Another locking we added is for the node-deleted ZooKeeper event callback. So, we have proper locking everywhere a region state can change and an existing assignment can be retried forcefully. This will make sure the in-memory region state is trustworthy and reliable.
With this improvement (and previous improvements), we think a bunch of holes have been closed, and now we can trust AssignmentManager much more than before. Based on our testing, we have never seen double assignments, or region stuck in transition forever, with minimal performance impact. On our testing cluster, without this patch, it took around 290 seconds to bulk-assign 10,339 regions to 4 RegionServers. With this patch, it took around 300 seconds. The little overhead is due to the locking in bulk assigning, which is reasonable.
HBASE-6977 (Multithread processing ZooKeeper assignment events)
The last improvement is HBASE-6977. In this small patch, we removed the extra ZooKeeper watcher introduced in HBASE-6611 to prevent deadlocks. We delegated the ZooKeeper events to several workers to process so that the ZooKeeper event thread is freed up to do other things. With this patch, it takes around 250 seconds to bulk assign the same 10,339 regions to 4 RegionServers.
Each ZooKeeper watcher has just one event thread to process all event notifications for this watcher. If it gets stuck in one event due to locking, it blocks the whole ZooKeeper event notification processing, which could cause some deadlock if the locker holder is also waiting for the ZooKeeper event notification to meet some criteria to move on. That’s why we introduced an additional ZooKeeper watcher in HBASE-6611. The additional ZooKeeper watcher is for the async ZooKeeper offline assignment znodes callback. In this improvement, we created a pool of a configurable number of single-threaded workers to process ZooKeeper assignment events so the ZooKeeper event thread will not block.
With multiple workers, we need to make sure the events are processed in the right order. In this patch, we choose which worker to use based on the hash code of the region’s unassignment znode path, so that we can guarantee all the events for a given region are always processed by the same worker. The worker is a single threaded executor, and the events for the same region are always processed in order. Events for different regions don’t have to be processed in order.
The hash code of the region’s unassignment znode path should be random enough so that all workers have a fair share of work.
With these patches, the AssignmentManager is much more stable and reliable now. There are no more double assignments or regions stuck in transition as far as our experiments show.
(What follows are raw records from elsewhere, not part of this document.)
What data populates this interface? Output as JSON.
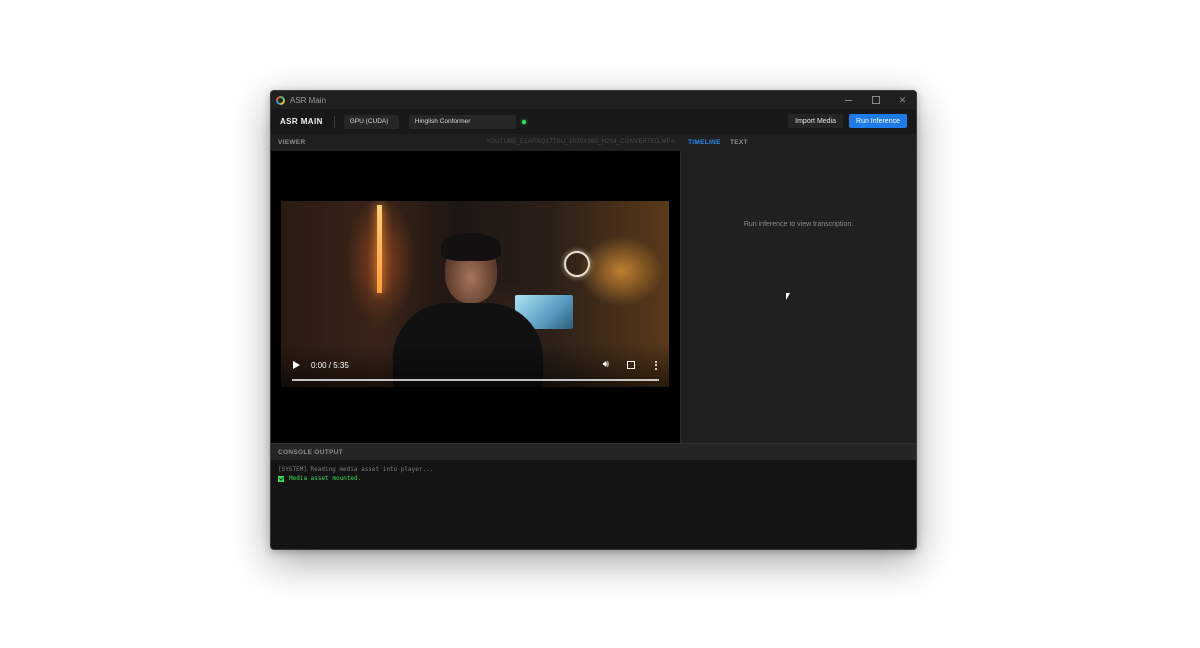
{
  "window": {
    "title": "ASR Main",
    "controls": [
      "minimize",
      "maximize",
      "close"
    ]
  },
  "toolbar": {
    "brand": "ASR MAIN",
    "device": "GPU (CUDA)",
    "model": "Hinglish Conformer",
    "status_color": "#3ddc57",
    "import_label": "Import Media",
    "run_label": "Run Inference",
    "accent_color": "#1e7ce8"
  },
  "viewer": {
    "label": "VIEWER",
    "file_name": "YOUTUBE_E1ARNQ17TSU_1920X960_H264_CONVERTED.MP4",
    "player": {
      "time": "0:00 / 5:35",
      "progress": 0
    }
  },
  "tabs": [
    {
      "label": "TIMELINE",
      "active": true
    },
    {
      "label": "TEXT",
      "active": false
    }
  ],
  "transcript": {
    "empty_message": "Run inference to view transcription."
  },
  "console": {
    "label": "CONSOLE OUTPUT",
    "lines": [
      {
        "type": "system",
        "text": "[SYSTEM] Reading media asset into player..."
      },
      {
        "type": "ok",
        "text": "Media asset mounted."
      }
    ]
  }
}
Based on our testing, we can assign 10+K regions in around 4 minutes. With these improvements, we are confident to reset the default region assignment timeout to 10 minutes (HBASE-5119 (Set the TimeoutMonitor’s timeout back down)) in the trunk (0.96) branch, with the AssignmentManager being stable and reliable. Of course, the region assignment time also depends on how long it actually takes to open the region on the RegionServer.
Thanks to the community and everyone who reported the issues, reviewed the patches, and discussed about the fixes.
Jimmy Xiang is a Software Engineer for Cloudera, working on the Platform team.